While it can be tough to be patient, know that time is on your side when it comes to dealing with bad credit. Now is the time to start making good financial choices: pay accounts on time, pay off collections accounts, and refrain from taking on additional debt. In just a few years, you can say goodbye to your bad credit rating and hello to a world of financial possibilities.

Visit the websites below to get your completely free credit report today!

https://www.creditkarma.com/auth/logon/

https://www.annualcreditreport.com/index.action

Source:http://www.moneycrashers.com/good-credit-score-ratings-range/

Author: Sandra Parker

Wisdom Wednesday: Living Within Your Means

budget

Spending less than you make is the foundation of personal financial success. In a world that encourages us to get rich quick and take shortcuts to financial stability, it’s often hard to sort out the good advice from the bad. However, simple math never lies. You cannot get ahead in life if you are spending more than what you bring in.

If you constantly feel like there is more month than money, work on developing these five habits and make your money start working for you.

1. Use a budget

A 2013 Gallup survey found that only 32 percent of all American households use a budget. The same poll also found that households making over $75,000 a year were most likely to budget. In other words, wealthy families and individuals become wealthy and maintain their financial status by budgeting their resources. You can find simple budgeting forms online or stop by the GOAL Center on DCC’s campus to speak with a coach about budgeting and receive a free budgeting binder to help stay organized with your personal finances.

2. Keep track of expenses

Make yourself accountable to your budget and you’ll quickly find out where you and your family are overspending. When you start tracking where and how you spend your money, you may be surprised at how much eating out for lunch, quick trips to the store, and movie night are really costing you. Keeping track of spending will also let you know where you can cut back.

3. Distinguish wants from needs

Every day advertisers try to tell us what we need to be happy. In 2011 alone, Ad Age estimates that companies spent over $50 billion US dollars on television advertising.
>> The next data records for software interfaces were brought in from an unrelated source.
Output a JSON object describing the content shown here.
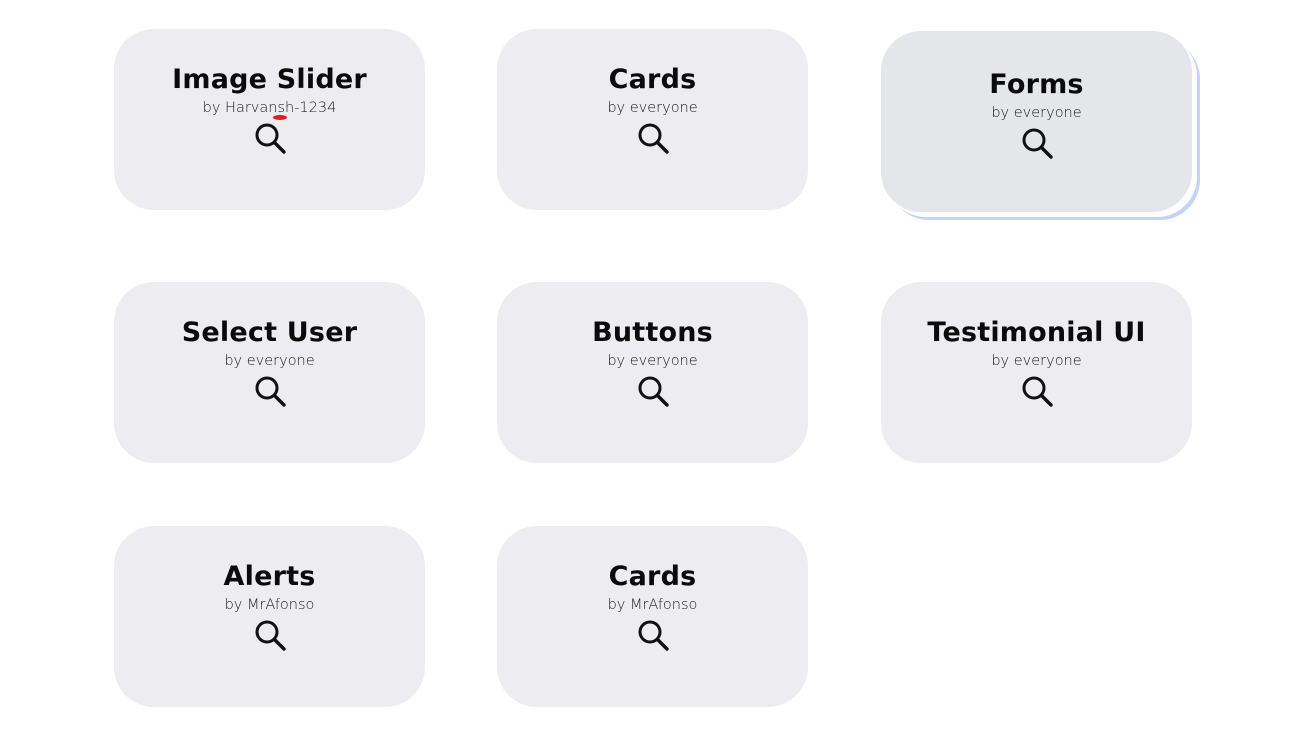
{
  "cards": [
    {
      "title": "Image Slider",
      "author": "by Harvansh-1234",
      "icon": "search-icon"
    },
    {
      "title": "Cards",
      "author": "by everyone",
      "icon": "search-icon"
    },
    {
      "title": "Forms",
      "author": "by everyone",
      "icon": "search-icon"
    },
    {
      "title": "Select User",
      "author": "by everyone",
      "icon": "search-icon"
    },
    {
      "title": "Buttons",
      "author": "by everyone",
      "icon": "search-icon"
    },
    {
      "title": "Testimonial UI",
      "author": "by everyone",
      "icon": "search-icon"
    },
    {
      "title": "Alerts",
      "author": "by MrAfonso",
      "icon": "search-icon"
    },
    {
      "title": "Cards",
      "author": "by MrAfonso",
      "icon": "search-icon"
    }
  ],
  "colors": {
    "card_bg": "#ececf1",
    "card_hover_bg": "#e5e6ea",
    "hover_shadow": "#c5d3fb",
    "title": "#0b0b0b",
    "cursor_marker": "#e02020"
  }
}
Companies use marketing teams, social psychologists and millions and millions of dollars to trick us into buying things we don’t need. Be aware of how advertising influences your purchasing and ask yourself before every purchase, “Do I really need this?” Impulsive spending habits can lead to multitudes of debt and lack of essential savings.
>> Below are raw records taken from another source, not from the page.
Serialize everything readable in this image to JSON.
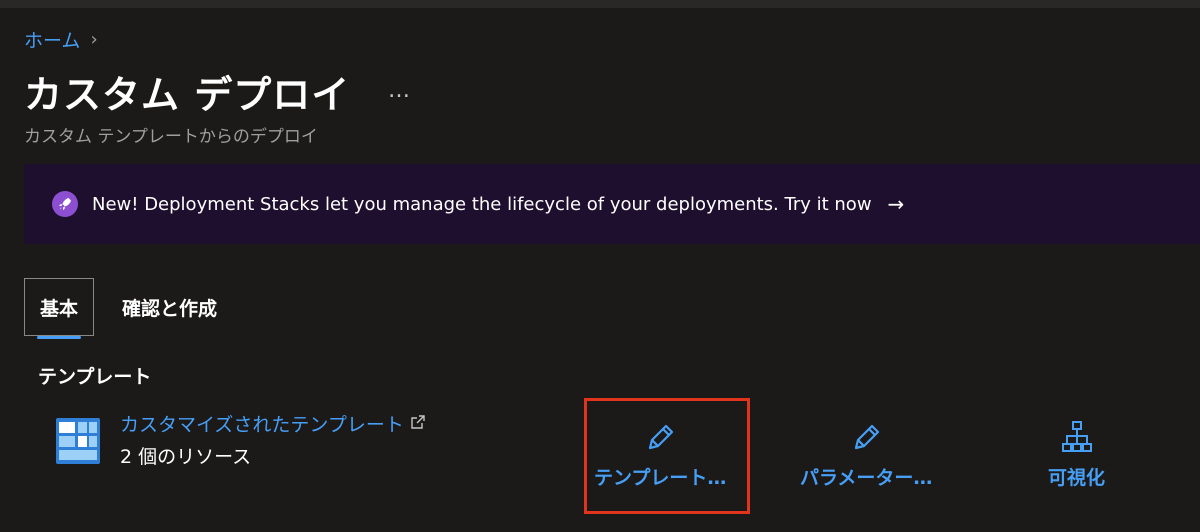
{
  "breadcrumb": {
    "home": "ホーム",
    "separator": "›"
  },
  "page": {
    "title": "カスタム デプロイ",
    "more": "…",
    "subtitle": "カスタム テンプレートからのデプロイ"
  },
  "banner": {
    "icon": "rocket-icon",
    "text": "New! Deployment Stacks let you manage the lifecycle of your deployments. Try it now",
    "arrow": "→"
  },
  "tabs": [
    {
      "label": "基本",
      "active": true
    },
    {
      "label": "確認と作成",
      "active": false
    }
  ],
  "template": {
    "section_title": "テンプレート",
    "link_label": "カスタマイズされたテンプレート",
    "resource_count": "2 個のリソース"
  },
  "actions": [
    {
      "label": "テンプレート…",
      "icon": "pencil-icon"
    },
    {
      "label": "パラメーター…",
      "icon": "pencil-icon"
    },
    {
      "label": "可視化",
      "icon": "hierarchy-icon"
    }
  ],
  "colors": {
    "accent": "#479ef5",
    "background": "#1b1a19",
    "banner_bg": "#1e0f2e",
    "highlight": "#e0341c"
  }
}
4. Avoid comparisons

Mark Twain once said, “Comparison is the death of joy.” Trying to keep up with others will rob us of happiness and leave us in debt. When we’re chasing someone else’s lifestyle, we’re forgoing the opportunity to create a life filled with the things that truly make us happy.
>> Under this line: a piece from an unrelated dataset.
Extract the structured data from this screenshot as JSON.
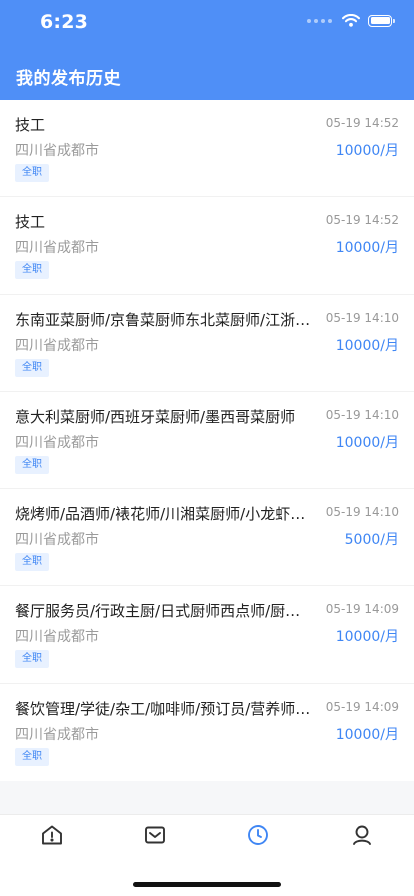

5. Develop an attitude of gratitude

Much overspending could be avoided if we appreciated what we already have. Oftentimes, we buy things because we are feeling bored, lonely, isolated or upset. The next time you want to indulge in some retail therapy, make a list of ten things you’re grateful for first. Switching your focus from what you don’t have to what you do puts finances in their proper perspective. Accumulating stuff cannot bring long-term happiness, but feeling like a slave to your money will certainly bring long-term misery.

Financial advisor Dave Ramsey is famous for saying that finance is 20 percent head knowledge and 80 percent behavior. While it’s helpful to have a sound understanding of budgeting and financial planning, the most important ingredient for successfully living within your means is having a good attitude about money.

By being accountable for where your money goes and avoiding the pitfalls of social comparison, you’ll be well on your way to financial stability

Source: http://familyshare.com/5-must-have-habits-to-live-within-your-means
Written By: Heather Hale